Task statement – Filter the entries, keeping every line with the string "accent".

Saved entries
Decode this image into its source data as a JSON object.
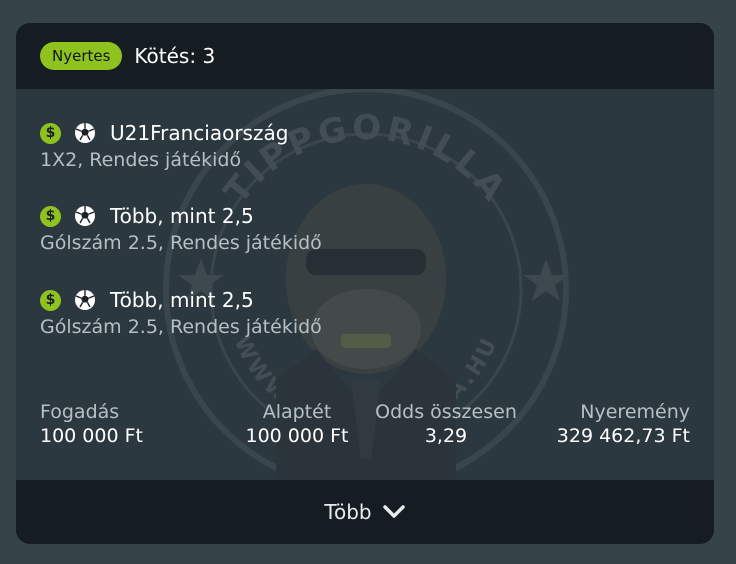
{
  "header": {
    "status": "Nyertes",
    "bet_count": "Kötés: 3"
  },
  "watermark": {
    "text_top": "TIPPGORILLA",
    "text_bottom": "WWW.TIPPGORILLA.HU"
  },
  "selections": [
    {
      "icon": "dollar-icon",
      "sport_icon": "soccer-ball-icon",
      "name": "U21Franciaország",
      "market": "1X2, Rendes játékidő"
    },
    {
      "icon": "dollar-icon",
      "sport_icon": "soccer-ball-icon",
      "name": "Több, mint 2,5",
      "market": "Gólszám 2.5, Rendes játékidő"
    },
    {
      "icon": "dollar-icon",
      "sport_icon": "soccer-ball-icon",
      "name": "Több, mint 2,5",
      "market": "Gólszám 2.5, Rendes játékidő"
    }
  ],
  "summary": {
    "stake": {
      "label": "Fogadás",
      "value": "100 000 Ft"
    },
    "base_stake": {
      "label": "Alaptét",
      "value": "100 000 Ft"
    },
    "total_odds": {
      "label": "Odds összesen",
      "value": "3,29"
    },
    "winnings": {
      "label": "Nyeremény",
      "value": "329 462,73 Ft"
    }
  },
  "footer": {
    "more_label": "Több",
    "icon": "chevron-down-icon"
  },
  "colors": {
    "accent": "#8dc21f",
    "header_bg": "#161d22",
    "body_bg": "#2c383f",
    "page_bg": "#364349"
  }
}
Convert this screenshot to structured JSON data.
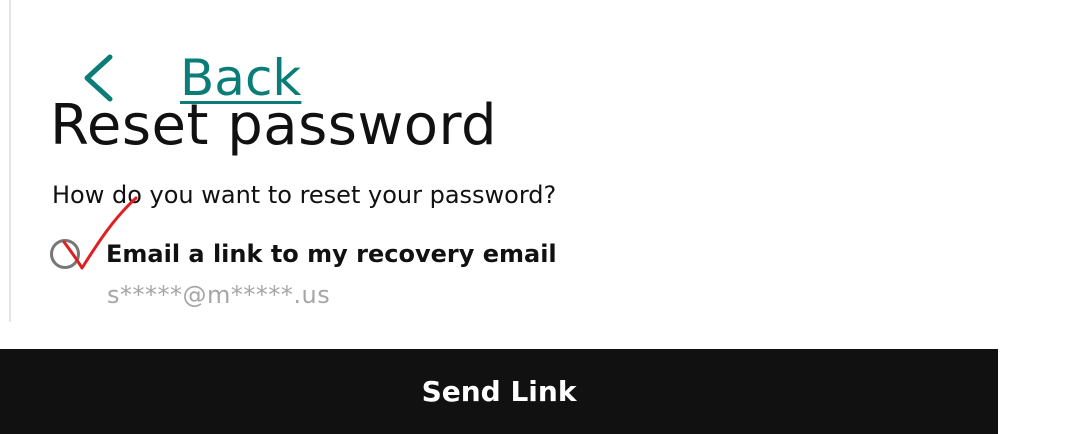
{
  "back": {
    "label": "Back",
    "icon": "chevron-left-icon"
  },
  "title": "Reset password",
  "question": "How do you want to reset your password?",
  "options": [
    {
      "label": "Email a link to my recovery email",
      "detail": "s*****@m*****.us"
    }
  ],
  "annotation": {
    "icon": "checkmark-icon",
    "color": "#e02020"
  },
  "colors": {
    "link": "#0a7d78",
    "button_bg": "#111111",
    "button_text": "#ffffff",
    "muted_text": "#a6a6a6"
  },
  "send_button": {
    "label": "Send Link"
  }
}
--
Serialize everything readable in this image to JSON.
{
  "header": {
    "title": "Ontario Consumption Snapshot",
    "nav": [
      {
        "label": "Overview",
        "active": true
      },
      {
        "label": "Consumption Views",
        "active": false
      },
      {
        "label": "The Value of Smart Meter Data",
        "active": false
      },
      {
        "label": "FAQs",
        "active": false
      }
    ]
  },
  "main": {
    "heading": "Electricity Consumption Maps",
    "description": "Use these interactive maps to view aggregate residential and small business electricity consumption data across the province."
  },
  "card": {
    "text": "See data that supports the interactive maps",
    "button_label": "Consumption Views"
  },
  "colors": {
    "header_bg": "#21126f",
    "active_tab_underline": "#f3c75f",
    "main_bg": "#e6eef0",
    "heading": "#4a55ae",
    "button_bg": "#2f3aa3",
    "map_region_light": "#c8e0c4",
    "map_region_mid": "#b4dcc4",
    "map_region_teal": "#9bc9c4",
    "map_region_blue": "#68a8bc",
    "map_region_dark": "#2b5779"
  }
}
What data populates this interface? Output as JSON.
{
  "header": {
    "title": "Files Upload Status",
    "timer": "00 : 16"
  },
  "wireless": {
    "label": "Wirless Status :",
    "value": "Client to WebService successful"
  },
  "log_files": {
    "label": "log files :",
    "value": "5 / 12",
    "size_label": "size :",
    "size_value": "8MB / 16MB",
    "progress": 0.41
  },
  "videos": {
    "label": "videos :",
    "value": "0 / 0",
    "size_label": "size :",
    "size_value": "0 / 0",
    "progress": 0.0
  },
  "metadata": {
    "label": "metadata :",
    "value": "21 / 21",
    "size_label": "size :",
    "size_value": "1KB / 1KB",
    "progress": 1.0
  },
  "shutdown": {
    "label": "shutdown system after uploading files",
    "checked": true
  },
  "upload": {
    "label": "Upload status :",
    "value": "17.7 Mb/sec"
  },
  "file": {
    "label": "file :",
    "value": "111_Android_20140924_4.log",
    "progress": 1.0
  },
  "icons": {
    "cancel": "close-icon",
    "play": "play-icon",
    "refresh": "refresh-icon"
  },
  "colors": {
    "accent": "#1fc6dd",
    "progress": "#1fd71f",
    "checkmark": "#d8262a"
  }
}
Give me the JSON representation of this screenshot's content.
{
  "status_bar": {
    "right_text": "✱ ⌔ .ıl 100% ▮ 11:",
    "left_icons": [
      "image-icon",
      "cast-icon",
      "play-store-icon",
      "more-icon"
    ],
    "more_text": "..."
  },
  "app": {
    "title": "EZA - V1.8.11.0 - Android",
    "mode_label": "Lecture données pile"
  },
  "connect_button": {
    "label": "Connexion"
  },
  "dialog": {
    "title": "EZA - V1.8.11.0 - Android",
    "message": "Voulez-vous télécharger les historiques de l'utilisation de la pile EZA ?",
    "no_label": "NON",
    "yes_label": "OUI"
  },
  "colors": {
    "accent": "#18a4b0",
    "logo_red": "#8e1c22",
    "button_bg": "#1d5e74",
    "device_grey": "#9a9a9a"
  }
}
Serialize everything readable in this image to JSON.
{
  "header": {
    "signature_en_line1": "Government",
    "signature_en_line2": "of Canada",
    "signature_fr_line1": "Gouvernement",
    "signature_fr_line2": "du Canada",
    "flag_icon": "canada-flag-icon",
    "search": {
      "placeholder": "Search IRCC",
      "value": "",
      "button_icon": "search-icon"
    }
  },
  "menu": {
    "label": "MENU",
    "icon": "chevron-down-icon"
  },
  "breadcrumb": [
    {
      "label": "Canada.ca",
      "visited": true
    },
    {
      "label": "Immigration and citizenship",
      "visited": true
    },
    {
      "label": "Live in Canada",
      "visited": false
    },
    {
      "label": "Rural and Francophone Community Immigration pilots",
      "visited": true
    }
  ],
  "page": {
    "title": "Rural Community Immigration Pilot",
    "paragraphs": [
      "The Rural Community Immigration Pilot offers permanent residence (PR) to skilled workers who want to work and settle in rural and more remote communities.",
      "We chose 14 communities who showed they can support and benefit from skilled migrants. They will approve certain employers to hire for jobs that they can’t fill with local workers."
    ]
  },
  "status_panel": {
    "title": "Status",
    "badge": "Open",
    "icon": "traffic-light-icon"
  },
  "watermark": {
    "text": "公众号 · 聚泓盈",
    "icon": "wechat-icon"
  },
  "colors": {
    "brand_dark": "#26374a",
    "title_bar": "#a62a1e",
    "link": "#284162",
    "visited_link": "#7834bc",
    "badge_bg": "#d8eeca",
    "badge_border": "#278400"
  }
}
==
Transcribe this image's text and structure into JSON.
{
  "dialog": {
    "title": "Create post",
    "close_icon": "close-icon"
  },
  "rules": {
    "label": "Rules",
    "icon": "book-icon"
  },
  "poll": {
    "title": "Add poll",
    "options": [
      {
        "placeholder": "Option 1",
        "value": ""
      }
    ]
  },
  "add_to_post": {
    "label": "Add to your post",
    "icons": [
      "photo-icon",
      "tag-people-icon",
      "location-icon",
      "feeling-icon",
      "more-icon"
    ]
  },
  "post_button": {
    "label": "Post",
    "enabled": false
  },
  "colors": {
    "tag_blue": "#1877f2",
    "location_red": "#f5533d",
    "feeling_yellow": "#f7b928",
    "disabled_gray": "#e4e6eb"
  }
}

Answer to the problem –
    "accent": "#8dc21f",
    "accent": "#1fc6dd",
    "accent": "#18a4b0",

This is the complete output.